The clucky star can’t wait to have a big family
By Nicola Conville
Content Editor / September 19 2018
Queer Eye star Tan France has revealed that he and husband Rob plan to have a baby via a surrogate, and they won’t be stopping at one either!
“I truly do want six,” the 35-year-old told the Press Association. “I will settle for minimum four. And no, six is not loads.
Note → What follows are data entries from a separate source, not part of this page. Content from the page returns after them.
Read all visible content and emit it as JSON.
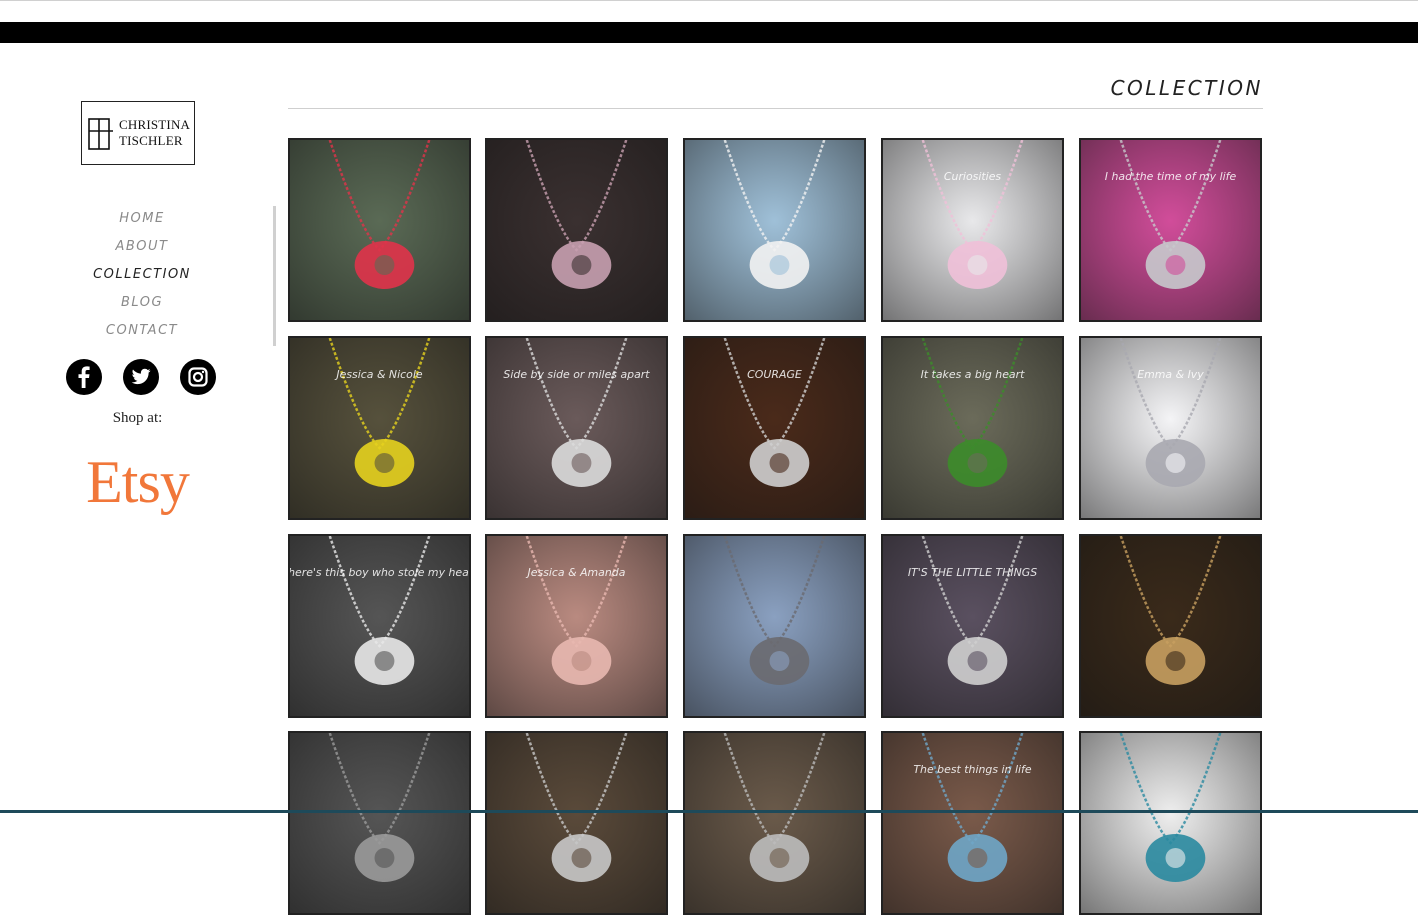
{
  "brand": {
    "line1": "CHRISTINA",
    "line2": "TISCHLER"
  },
  "nav": {
    "items": [
      {
        "label": "HOME",
        "active": false
      },
      {
        "label": "ABOUT",
        "active": false
      },
      {
        "label": "COLLECTION",
        "active": true
      },
      {
        "label": "BLOG",
        "active": false
      },
      {
        "label": "CONTACT",
        "active": false
      }
    ]
  },
  "social": {
    "icons": [
      "facebook-icon",
      "twitter-icon",
      "instagram-icon"
    ]
  },
  "shop": {
    "label": "Shop at:",
    "etsy": "Etsy",
    "etsy_color": "#f1773a"
  },
  "page": {
    "title": "COLLECTION"
  },
  "gallery": {
    "photos": [
      {
        "subject": "charm-bracelet-flowers",
        "bg": "#5a6a55",
        "accent": "#e0334a",
        "text": ""
      },
      {
        "subject": "pink-mug-books",
        "bg": "#3a3030",
        "accent": "#c8a0b0",
        "text": ""
      },
      {
        "subject": "craft-tent",
        "bg": "#9fc0d8",
        "accent": "#f2f2f2",
        "text": ""
      },
      {
        "subject": "curiosities-shop",
        "bg": "#e8e8ea",
        "accent": "#f0c0d8",
        "text": "Curiosities"
      },
      {
        "subject": "cuff-on-coneflower",
        "bg": "#d14d9a",
        "accent": "#c7c9cc",
        "text": "I had the time of my life"
      },
      {
        "subject": "yellow-flowers-pendant",
        "bg": "#56513c",
        "accent": "#e6d21e",
        "text": "Jessica & Nicole"
      },
      {
        "subject": "two-pendants-rock",
        "bg": "#6a5a5a",
        "accent": "#dcdcdc",
        "text": "Side by side or miles apart"
      },
      {
        "subject": "courage-bar",
        "bg": "#4a2a1a",
        "accent": "#cfcfcf",
        "text": "COURAGE"
      },
      {
        "subject": "ivy-teacher-pendant",
        "bg": "#6b6b5a",
        "accent": "#3c8c2a",
        "text": "It takes a big heart"
      },
      {
        "subject": "washer-necklace-white",
        "bg": "#f4f4f6",
        "accent": "#a9a9b0",
        "text": "Emma & Ivy"
      },
      {
        "subject": "newspaper-dog-tag",
        "bg": "#555555",
        "accent": "#e8e8e8",
        "text": "There's this boy who stole my heart"
      },
      {
        "subject": "iris-washer",
        "bg": "#b98a80",
        "accent": "#e8b8b0",
        "text": "Jessica & Amanda"
      },
      {
        "subject": "stone-cairn",
        "bg": "#8aa0c0",
        "accent": "#6a6a70",
        "text": ""
      },
      {
        "subject": "little-things",
        "bg": "#5a5060",
        "accent": "#cfcfcf",
        "text": "IT'S THE LITTLE THINGS"
      },
      {
        "subject": "cuffs-display",
        "bg": "#3a2a1a",
        "accent": "#c8a060",
        "text": ""
      },
      {
        "subject": "tools-bw",
        "bg": "#555555",
        "accent": "#9a9a9a",
        "text": ""
      },
      {
        "subject": "bark-necklace",
        "bg": "#5a4a3a",
        "accent": "#c8c8c8",
        "text": ""
      },
      {
        "subject": "bark-tree-pendant",
        "bg": "#6a5a4a",
        "accent": "#bcbcbc",
        "text": ""
      },
      {
        "subject": "blue-pendant-pearl",
        "bg": "#7a5a4a",
        "accent": "#6fa6c8",
        "text": "The best things in life"
      },
      {
        "subject": "three-necklaces",
        "bg": "#eeeeee",
        "accent": "#2a8aa0",
        "text": ""
      }
    ]
  }
}
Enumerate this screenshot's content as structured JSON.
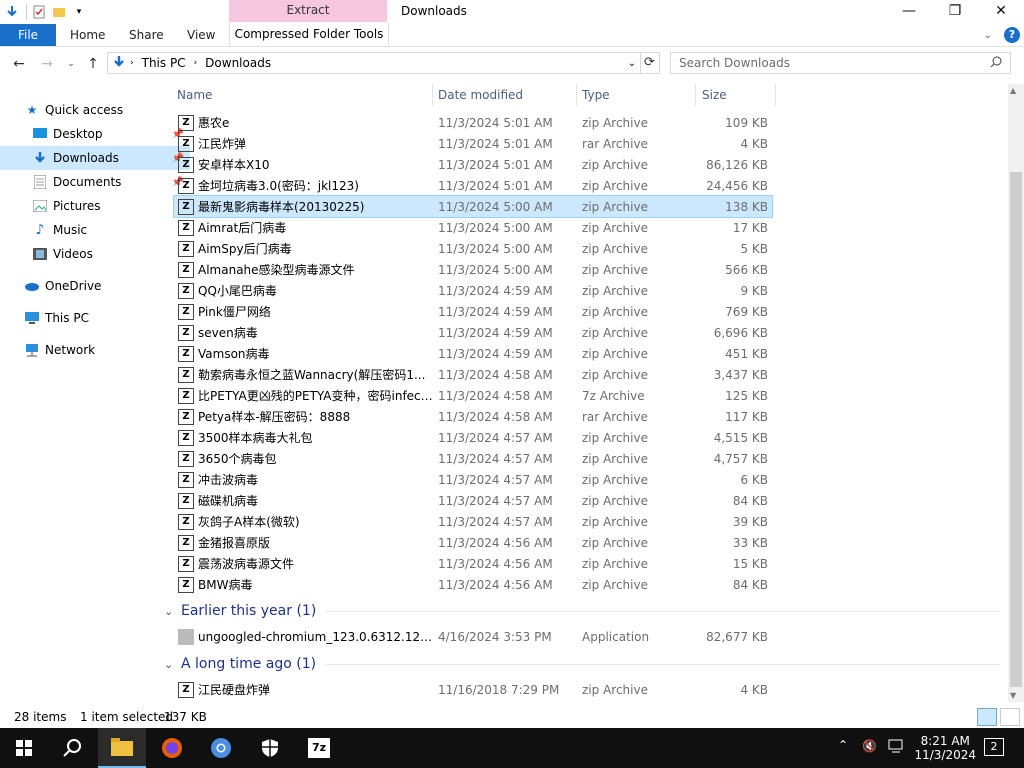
{
  "window": {
    "title": "Downloads",
    "contextual_tab": "Extract",
    "minimize": "—",
    "maximize": "❐",
    "close": "✕"
  },
  "ribbon": {
    "tabs": [
      "File",
      "Home",
      "Share",
      "View",
      "Compressed Folder Tools"
    ],
    "help": "?"
  },
  "address": {
    "segments": [
      "This PC",
      "Downloads"
    ],
    "search_placeholder": "Search Downloads"
  },
  "nav_pane": {
    "items": [
      {
        "label": "Quick access",
        "icon": "star-icon"
      },
      {
        "label": "Desktop",
        "icon": "desktop-icon",
        "pinned": true
      },
      {
        "label": "Downloads",
        "icon": "download-arrow-icon",
        "pinned": true,
        "selected": true
      },
      {
        "label": "Documents",
        "icon": "documents-icon",
        "pinned": true
      },
      {
        "label": "Pictures",
        "icon": "pictures-icon",
        "pinned": true
      },
      {
        "label": "Music",
        "icon": "music-icon"
      },
      {
        "label": "Videos",
        "icon": "videos-icon"
      },
      {
        "label": "OneDrive",
        "icon": "cloud-icon"
      },
      {
        "label": "This PC",
        "icon": "computer-icon"
      },
      {
        "label": "Network",
        "icon": "network-icon"
      }
    ]
  },
  "columns": {
    "name": "Name",
    "date": "Date modified",
    "type": "Type",
    "size": "Size"
  },
  "files": [
    {
      "name": "惠农e",
      "date": "11/3/2024 5:01 AM",
      "type": "zip Archive",
      "size": "109 KB"
    },
    {
      "name": "江民炸弹",
      "date": "11/3/2024 5:01 AM",
      "type": "rar Archive",
      "size": "4 KB"
    },
    {
      "name": "安卓样本X10",
      "date": "11/3/2024 5:01 AM",
      "type": "zip Archive",
      "size": "86,126 KB"
    },
    {
      "name": "金坷垃病毒3.0(密码：jkl123)",
      "date": "11/3/2024 5:01 AM",
      "type": "zip Archive",
      "size": "24,456 KB"
    },
    {
      "name": "最新鬼影病毒样本(20130225)",
      "date": "11/3/2024 5:00 AM",
      "type": "zip Archive",
      "size": "138 KB",
      "selected": true
    },
    {
      "name": "Aimrat后门病毒",
      "date": "11/3/2024 5:00 AM",
      "type": "zip Archive",
      "size": "17 KB"
    },
    {
      "name": "AimSpy后门病毒",
      "date": "11/3/2024 5:00 AM",
      "type": "zip Archive",
      "size": "5 KB"
    },
    {
      "name": "Almanahe感染型病毒源文件",
      "date": "11/3/2024 5:00 AM",
      "type": "zip Archive",
      "size": "566 KB"
    },
    {
      "name": "QQ小尾巴病毒",
      "date": "11/3/2024 4:59 AM",
      "type": "zip Archive",
      "size": "9 KB"
    },
    {
      "name": "Pink僵尸网络",
      "date": "11/3/2024 4:59 AM",
      "type": "zip Archive",
      "size": "769 KB"
    },
    {
      "name": "seven病毒",
      "date": "11/3/2024 4:59 AM",
      "type": "zip Archive",
      "size": "6,696 KB"
    },
    {
      "name": "Vamson病毒",
      "date": "11/3/2024 4:59 AM",
      "type": "zip Archive",
      "size": "451 KB"
    },
    {
      "name": "勒索病毒永恒之蓝Wannacry(解压密码1...",
      "date": "11/3/2024 4:58 AM",
      "type": "zip Archive",
      "size": "3,437 KB"
    },
    {
      "name": "比PETYA更凶残的PETYA变种，密码infect...",
      "date": "11/3/2024 4:58 AM",
      "type": "7z Archive",
      "size": "125 KB"
    },
    {
      "name": "Petya样本-解压密码：8888",
      "date": "11/3/2024 4:58 AM",
      "type": "rar Archive",
      "size": "117 KB"
    },
    {
      "name": "3500样本病毒大礼包",
      "date": "11/3/2024 4:57 AM",
      "type": "zip Archive",
      "size": "4,515 KB"
    },
    {
      "name": "3650个病毒包",
      "date": "11/3/2024 4:57 AM",
      "type": "zip Archive",
      "size": "4,757 KB"
    },
    {
      "name": "冲击波病毒",
      "date": "11/3/2024 4:57 AM",
      "type": "zip Archive",
      "size": "6 KB"
    },
    {
      "name": "磁碟机病毒",
      "date": "11/3/2024 4:57 AM",
      "type": "zip Archive",
      "size": "84 KB"
    },
    {
      "name": "灰鸽子A样本(微软)",
      "date": "11/3/2024 4:57 AM",
      "type": "zip Archive",
      "size": "39 KB"
    },
    {
      "name": "金猪报喜原版",
      "date": "11/3/2024 4:56 AM",
      "type": "zip Archive",
      "size": "33 KB"
    },
    {
      "name": "震荡波病毒源文件",
      "date": "11/3/2024 4:56 AM",
      "type": "zip Archive",
      "size": "15 KB"
    },
    {
      "name": "BMW病毒",
      "date": "11/3/2024 4:56 AM",
      "type": "zip Archive",
      "size": "84 KB"
    }
  ],
  "groups": [
    {
      "title": "Earlier this year (1)",
      "files": [
        {
          "name": "ungoogled-chromium_123.0.6312.122-1....",
          "date": "4/16/2024 3:53 PM",
          "type": "Application",
          "size": "82,677 KB",
          "icon": "installer-icon"
        }
      ]
    },
    {
      "title": "A long time ago (1)",
      "files": [
        {
          "name": "江民硬盘炸弹",
          "date": "11/16/2018 7:29 PM",
          "type": "zip Archive",
          "size": "4 KB"
        }
      ]
    }
  ],
  "status": {
    "item_count": "28 items",
    "selection": "1 item selected",
    "selection_size": "137 KB"
  },
  "taskbar": {
    "time": "8:21 AM",
    "date": "11/3/2024",
    "notification_count": "2",
    "apps": [
      "start-icon",
      "search-icon",
      "file-explorer-icon",
      "firefox-icon",
      "chromium-icon",
      "security-icon",
      "7zip-icon"
    ]
  },
  "colors": {
    "accent": "#1a6fc9",
    "selection": "#cce8ff",
    "contextual_tab": "#f7c6df",
    "taskbar": "#101010"
  }
}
It’s just enough.”
Currently, the only Queer Eye cast member with children is Karamo Brown, who has two sons, Jason and Chris, from a former relationship.
Karamo, who is currently engaged to partner Ian Jordan, says he is getting clucky too, and would love to have a baby at the same time as Tan.
“I asked Tan … if we could both have babies at the same time, because me and my partner are,” Karamo said.
“I said ‘We should have our children at the same time!’ and then I was like ‘Who are we, that we are talking about having kids at the same time?’”
The 37-year-old added that unlike Tan, he is not planning on having a big family.
“I already have two, so I just want one more,” the culture expert said.
Tan also praised Olympian diver Tom Daley, who recently had a baby son with husband Dustin Lance Black via a surrogate and has been very open how they started their family.
“I love that Tom Daley’s talking about surrogacy,” Tan said. “It should be an option that’s available to us. It’s a legal option that is available to us, and I will use that.
“I think that what we do well on the show, or what Netflix did well, was cast five people who are incredibly outspoken and opinionated and vocal and I am one of those people and I feel privileged to be in a position where I get to talk about what I want to do,” he added.
The fashion expert added that he wanted to be able to talk about having kids openly.
“If I want to have children I want to talk about it and nobody can say it’s wrong and get away with it,” he explained.
“I think that just by the nature of our show and by the nature of who I am, I think that helps lend a light and shine a light on a method that isn’t discussed as often as it should be.”